### Exercise material ###

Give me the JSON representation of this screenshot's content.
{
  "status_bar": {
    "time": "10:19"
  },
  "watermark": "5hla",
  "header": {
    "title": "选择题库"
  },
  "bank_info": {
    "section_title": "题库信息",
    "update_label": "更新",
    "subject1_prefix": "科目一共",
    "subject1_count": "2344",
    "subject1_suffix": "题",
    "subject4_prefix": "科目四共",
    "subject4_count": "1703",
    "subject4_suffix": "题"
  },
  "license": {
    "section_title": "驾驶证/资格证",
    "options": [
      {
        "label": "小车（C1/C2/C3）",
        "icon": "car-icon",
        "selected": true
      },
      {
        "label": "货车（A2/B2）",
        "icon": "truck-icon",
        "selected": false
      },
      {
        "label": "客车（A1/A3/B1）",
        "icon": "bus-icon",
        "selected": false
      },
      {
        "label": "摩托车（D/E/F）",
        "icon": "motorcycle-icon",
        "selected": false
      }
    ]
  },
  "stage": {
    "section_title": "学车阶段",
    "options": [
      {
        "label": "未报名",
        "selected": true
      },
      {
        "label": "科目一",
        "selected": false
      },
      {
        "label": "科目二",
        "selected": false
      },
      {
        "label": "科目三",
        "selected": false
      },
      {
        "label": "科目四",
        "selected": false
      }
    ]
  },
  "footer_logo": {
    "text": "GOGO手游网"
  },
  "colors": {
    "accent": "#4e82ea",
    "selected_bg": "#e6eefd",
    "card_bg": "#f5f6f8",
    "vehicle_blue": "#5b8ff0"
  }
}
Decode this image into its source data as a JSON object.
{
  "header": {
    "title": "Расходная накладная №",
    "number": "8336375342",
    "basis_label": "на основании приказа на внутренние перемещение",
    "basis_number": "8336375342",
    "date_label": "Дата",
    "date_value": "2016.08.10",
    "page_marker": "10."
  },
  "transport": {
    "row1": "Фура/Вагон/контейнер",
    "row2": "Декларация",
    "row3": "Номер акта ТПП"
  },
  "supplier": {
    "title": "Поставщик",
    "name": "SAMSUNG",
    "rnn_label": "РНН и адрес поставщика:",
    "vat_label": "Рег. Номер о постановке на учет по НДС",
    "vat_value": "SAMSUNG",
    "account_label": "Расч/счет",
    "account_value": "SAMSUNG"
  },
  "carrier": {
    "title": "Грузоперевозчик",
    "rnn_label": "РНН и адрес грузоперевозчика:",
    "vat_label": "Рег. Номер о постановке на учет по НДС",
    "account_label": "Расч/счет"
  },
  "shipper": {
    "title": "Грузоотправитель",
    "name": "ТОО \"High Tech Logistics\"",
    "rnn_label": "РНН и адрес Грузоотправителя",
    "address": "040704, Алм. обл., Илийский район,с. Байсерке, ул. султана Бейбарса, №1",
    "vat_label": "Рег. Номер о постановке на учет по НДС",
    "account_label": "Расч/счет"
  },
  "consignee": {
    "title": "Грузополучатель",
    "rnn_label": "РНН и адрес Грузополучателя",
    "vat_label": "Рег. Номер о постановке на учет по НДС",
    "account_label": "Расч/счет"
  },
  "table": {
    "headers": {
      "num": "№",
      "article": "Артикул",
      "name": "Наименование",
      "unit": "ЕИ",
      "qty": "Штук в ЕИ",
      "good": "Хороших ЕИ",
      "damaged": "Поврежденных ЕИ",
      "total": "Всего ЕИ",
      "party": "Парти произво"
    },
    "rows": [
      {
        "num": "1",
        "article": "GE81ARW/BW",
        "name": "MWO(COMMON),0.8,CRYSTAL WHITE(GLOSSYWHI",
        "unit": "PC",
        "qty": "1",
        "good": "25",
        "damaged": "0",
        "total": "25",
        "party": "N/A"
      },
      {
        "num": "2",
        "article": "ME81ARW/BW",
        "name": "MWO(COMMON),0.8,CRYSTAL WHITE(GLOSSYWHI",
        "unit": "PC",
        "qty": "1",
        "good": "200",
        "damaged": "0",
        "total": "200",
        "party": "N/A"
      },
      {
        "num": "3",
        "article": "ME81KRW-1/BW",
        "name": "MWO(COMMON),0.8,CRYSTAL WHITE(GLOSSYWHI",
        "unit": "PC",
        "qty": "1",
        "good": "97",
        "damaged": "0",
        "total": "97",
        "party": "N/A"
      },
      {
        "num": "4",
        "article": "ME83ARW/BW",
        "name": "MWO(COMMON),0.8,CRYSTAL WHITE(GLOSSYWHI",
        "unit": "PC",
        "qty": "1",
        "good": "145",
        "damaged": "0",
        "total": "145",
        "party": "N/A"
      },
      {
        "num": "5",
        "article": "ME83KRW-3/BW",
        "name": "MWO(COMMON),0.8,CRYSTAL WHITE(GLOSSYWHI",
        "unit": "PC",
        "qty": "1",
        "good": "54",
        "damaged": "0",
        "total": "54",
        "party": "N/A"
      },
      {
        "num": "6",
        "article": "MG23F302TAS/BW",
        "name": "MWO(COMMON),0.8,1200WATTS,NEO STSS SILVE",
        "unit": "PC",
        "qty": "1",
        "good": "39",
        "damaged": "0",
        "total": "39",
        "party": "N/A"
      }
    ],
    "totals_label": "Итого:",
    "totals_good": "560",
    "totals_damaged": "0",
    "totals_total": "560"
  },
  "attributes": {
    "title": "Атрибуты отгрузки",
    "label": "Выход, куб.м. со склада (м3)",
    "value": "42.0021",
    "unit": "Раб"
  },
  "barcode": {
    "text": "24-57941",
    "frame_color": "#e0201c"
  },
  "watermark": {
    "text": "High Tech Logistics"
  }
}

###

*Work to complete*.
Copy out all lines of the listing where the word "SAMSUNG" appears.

*Solution for this task*.
    "name": "SAMSUNG",
    "vat_value": "SAMSUNG",
    "account_value": "SAMSUNG"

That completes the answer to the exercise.